Dr. Sanchez responded. First, he described the Research Coalition consisting of UT Austin, University of Texas Medical Branch (UTMB), and the Central Texas Veterans Administration (VA).

Ben Kuipers mentioned that UT needed a human studies institute.

Dr. Sanchez indicated that for noninvasive work we already have an extensive Health Research Network and acknowledged that we are limited by a lack of a medical school in Austin. Dr. Sanchez then indicated that an Austin organization has been formed to deal with the lack of a medical school. The approach has been to establish a 501(c)(3) with partners consisting of UT Austin, UTMB, Seton Hospitals, St. David’s, and others. The eventual goal will be to create a medical school in Austin.

Mary Wheeler asked about the University's priorities for the immediate future.

Dr. Sanchez responded by stating that 1) information science, 2) nanotechnology, 3) biomedical engineering, and 4) biological sciences are the current priorities. He stated that a fifth priority of energy and the environment is being developed.

There was a brief summary of the issues surrounding indirect cost returns. Here, Dr. Sanchez explained the limits imposed by the legislature and agreed that, ideally, improved knowledge of returns each year would be helpful.

Finally, the issue of a sabbatical policy was brought up. Dr. Sanchez reviewed the current policy and Ben Kuipers presented data suggesting that a true sabbatical policy could be revenue neutral for UT. Ben indicated that currently, UT has 1390 tenured faculty with 40 supported through the Faculty Research Assignments (FRA) ($750K total funding) and 84 via the Deans' Fellowship (DF) program.

Dr. Sanchez mentioned the necessity of insuring that quality teaching was maintained and Rich Wilcox indicated that one way this could be achieved was through partnerships with sister universities and area colleges.

John Ivy reported that the Texas legislature has approved a sabbatical policy for UT but will not support it financially.

Dr. Sanchez indicated that the RPC needs to meet with John Dollard, associate dean of graduate studies, to get additional information.

On January 16, Dr. Dollard and his associate, Debbie Hirsch, attended the committee’s meeting. Ben Kuipers outlined a model commitment to include ongoing research, supervision of graduate students, and teaching four courses (two undergraduate and two graduate). (See the committee’s recommendation, discussed later in this report.)
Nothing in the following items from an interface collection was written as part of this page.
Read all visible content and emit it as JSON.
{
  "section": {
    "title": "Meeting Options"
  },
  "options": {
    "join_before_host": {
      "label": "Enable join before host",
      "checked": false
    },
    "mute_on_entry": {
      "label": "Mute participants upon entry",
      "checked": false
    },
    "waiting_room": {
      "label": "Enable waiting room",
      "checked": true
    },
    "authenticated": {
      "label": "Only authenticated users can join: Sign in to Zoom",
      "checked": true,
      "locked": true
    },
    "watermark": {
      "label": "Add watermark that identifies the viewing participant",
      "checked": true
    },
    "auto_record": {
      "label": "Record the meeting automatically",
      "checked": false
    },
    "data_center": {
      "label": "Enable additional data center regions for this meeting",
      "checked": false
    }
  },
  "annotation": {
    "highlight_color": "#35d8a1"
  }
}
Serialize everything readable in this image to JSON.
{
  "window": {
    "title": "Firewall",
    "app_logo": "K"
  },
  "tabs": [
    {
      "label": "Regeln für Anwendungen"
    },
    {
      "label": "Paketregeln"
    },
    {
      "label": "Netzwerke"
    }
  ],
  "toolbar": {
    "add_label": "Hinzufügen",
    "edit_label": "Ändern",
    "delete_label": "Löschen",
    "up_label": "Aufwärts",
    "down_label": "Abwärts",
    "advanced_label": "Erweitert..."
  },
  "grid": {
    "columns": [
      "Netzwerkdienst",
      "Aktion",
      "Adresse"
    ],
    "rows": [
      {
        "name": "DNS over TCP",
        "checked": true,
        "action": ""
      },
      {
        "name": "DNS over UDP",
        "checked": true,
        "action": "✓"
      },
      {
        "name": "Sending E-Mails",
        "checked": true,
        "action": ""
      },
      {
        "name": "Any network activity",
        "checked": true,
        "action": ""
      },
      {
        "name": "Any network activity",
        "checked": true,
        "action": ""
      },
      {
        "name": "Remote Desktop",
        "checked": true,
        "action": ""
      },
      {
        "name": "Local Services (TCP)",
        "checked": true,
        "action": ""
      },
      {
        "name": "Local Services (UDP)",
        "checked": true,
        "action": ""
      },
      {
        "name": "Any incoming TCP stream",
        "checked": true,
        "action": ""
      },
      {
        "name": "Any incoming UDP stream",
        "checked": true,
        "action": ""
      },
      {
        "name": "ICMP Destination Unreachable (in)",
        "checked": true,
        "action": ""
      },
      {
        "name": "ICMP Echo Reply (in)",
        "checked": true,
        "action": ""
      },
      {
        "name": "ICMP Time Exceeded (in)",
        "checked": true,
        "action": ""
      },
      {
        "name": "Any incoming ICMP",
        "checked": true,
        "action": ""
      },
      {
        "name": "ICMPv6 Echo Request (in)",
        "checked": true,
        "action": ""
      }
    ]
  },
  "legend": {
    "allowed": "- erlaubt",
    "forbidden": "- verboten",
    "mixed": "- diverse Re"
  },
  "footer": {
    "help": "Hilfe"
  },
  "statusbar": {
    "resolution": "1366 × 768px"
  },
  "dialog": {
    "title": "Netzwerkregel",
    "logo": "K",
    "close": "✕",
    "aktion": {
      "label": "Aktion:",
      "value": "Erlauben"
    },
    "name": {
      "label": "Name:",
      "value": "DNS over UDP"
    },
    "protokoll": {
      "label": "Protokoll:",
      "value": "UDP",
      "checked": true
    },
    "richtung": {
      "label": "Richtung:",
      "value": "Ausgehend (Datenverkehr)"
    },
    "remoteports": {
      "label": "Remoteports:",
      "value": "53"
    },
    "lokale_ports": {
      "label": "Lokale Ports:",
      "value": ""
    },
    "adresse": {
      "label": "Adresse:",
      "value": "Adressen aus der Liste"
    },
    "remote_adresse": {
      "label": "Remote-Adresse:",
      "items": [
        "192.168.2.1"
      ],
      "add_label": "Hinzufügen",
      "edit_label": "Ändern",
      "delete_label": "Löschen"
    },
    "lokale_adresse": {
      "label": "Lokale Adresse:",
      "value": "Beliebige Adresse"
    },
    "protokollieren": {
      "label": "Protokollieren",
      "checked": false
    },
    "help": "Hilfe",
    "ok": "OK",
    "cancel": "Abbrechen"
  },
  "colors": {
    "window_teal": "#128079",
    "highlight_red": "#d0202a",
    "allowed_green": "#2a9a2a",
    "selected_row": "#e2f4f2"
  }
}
Dr. Dollard noted that most current use of sabbaticals is by Liberal Arts faculty (who have few other resources) and is for one semester. He also observed that some of UT's best faculty use this option every five years.

It was noted that at most universities, sabbatical money comes from the instructional budget that is part of the departmental budgets. In contrast, at UT the FRA comes from "excellence funds" derived from the interest on the permanent university fund (PUF). UT provides 50% and the department 50%.

Dr. Dollard provided a handout (hard copy) that showed changes in FRA and Summer Research Assignments (SRA) funding over the last several years. He also mentioned that additional monies were placed into each category in fall 2002 (one time only).

Dr. Dollard noted that the Texas legislature monitors what percent of UT undergraduate courses are taught by tenure track faculty. This monitoring provides some limits on the allowed types of replacement faculty for persons on sabbatical. He noted that there is little connection currently between the DF and the FRA. He also mentioned that the goal has been to have approximately 10% of our faculty on DF each semester. It was suggested that the new sabbatical program be packaged as an extension of the current FRA program.

One issue discussed was that the UT central administration (and the legislature) wishes sabbaticals to be merit-based whereas most faculty wish that it be considered an entitlement.

On February 20 and March 27, the committee discussed a proposal for sabbaticals. The result was sent to Dr. Sanchez on May 8, and a copy is included as Appendix 2 in this report.

[This report was condensed and edited by the Secretary of the General Faculty from the minutes of the committee's meetings for the year.]

Mary Wheeler, chair

This document was posted on the Faculty Council Web site, on August 20, 2003. Paper copies are available on request from the Office of the General Faculty, FAC 22, F9500.